In the final discussion the whole staff debated about the language of the scholarly communication and the problem how much general audience would understand about our speeches in the symposium. Well, this was a scientific gathering – so such a total popularity would be impossible. Scholars have the right to converse with their own technical and theoretical terms, that is clear. It was also discussed whether Catalunyan could be acceptable as the language; I would with my experience of international congresses from over 45 years, say that everyone chooses his/her language. We are in the Europe, so all of its languages are acceptable…in principle. But if you want to be understood by the majority of listeners, you may choose English. It is not any ideological choice but purely pragmatic issue.

I had the joy to dinner also with the new director of ESMUC, just nominated, Dr. Melissa Mercadal. I was very delighted to notice she is also one of us, i.e. scholars and not only a technical administrator, her special field being musical therapy. So we can be sure the ESMUC will flourish and continue its success and reputation as an important European music education center.

Finally, there was a symphony concert at Sala Pau Casals in the same block as the School of Music, its auditorium is a most beautiful modern creation of music architecture using the yellowish wooden walls and having a superb natural acoustics which does not need any electronic amplification. Oh, if we had got in Helsinki something similar! We heard there the orquestra simfònica de Barcelona i Nacional de Catalunya which played under Sylvain Cambreling and Garrick Ohlsson as soloist. He played the same Beethoven concerto in G which I had just heard in Helsiinki a week ago with Yefim Bronfman and Concertgebouw Orchestra.
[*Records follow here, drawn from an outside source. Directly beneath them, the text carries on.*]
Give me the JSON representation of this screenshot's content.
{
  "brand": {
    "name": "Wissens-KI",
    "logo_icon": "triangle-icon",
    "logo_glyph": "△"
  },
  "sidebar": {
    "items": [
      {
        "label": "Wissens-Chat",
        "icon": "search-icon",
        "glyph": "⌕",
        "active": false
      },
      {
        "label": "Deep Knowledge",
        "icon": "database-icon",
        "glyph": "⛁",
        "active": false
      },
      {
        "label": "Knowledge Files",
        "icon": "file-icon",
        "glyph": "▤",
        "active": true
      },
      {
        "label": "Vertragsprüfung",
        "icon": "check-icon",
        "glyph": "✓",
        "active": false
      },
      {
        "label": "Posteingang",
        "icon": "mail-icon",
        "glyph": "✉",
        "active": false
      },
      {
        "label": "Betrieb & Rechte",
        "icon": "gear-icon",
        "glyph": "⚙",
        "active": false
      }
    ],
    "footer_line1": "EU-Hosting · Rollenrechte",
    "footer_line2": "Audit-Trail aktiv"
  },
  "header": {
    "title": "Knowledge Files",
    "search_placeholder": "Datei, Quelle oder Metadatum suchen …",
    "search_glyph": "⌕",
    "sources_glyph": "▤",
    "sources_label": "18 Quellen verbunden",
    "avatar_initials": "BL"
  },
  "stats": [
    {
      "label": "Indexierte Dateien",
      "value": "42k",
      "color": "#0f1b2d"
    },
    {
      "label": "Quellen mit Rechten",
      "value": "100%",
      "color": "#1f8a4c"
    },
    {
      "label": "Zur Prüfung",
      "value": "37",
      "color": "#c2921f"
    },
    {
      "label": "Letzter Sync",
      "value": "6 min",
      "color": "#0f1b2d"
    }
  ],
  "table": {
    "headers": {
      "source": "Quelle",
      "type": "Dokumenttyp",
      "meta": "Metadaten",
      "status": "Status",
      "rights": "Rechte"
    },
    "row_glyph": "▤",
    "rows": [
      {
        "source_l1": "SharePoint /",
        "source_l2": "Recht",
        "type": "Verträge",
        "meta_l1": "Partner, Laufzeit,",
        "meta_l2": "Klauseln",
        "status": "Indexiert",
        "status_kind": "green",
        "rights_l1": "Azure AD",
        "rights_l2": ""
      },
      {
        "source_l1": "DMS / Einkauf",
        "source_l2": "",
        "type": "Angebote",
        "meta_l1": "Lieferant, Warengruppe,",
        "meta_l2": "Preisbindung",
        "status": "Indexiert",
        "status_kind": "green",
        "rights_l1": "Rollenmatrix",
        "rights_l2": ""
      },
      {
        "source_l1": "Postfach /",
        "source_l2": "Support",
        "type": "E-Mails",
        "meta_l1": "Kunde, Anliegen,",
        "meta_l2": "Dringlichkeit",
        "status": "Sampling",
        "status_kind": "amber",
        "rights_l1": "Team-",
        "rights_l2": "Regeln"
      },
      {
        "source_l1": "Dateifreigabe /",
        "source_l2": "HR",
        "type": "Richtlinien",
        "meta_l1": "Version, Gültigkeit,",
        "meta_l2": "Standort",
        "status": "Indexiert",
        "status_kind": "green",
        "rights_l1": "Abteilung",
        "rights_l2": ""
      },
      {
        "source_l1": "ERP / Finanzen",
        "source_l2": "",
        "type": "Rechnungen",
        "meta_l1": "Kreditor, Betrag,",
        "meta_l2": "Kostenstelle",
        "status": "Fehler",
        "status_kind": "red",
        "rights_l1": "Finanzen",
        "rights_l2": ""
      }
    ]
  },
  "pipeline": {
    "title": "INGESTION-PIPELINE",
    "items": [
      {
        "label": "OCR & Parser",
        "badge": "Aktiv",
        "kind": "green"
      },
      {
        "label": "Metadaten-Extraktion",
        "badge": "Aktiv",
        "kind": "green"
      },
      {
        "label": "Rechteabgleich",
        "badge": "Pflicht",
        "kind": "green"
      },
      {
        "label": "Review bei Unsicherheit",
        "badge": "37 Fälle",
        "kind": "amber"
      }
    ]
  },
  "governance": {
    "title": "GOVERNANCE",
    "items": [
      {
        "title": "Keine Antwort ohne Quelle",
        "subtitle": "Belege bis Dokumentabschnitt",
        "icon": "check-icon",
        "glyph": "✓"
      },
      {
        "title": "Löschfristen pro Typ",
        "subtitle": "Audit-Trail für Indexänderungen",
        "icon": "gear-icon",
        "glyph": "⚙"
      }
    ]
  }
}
The main number was, however, Berlioz’ Symphonie Phantastique a work which has exercised a huge impact in music history – with almost non-existant musical substance. The secret is in its orchestration, of course. All composers after him were under his influence from Wagner to Sibelius. Yet, there is a saying in Vienna: what remains if the orchestra is taken away from Berlioz? Bad harmony! Particularly the wind instruments and brass choir of the orchestra were brilliant.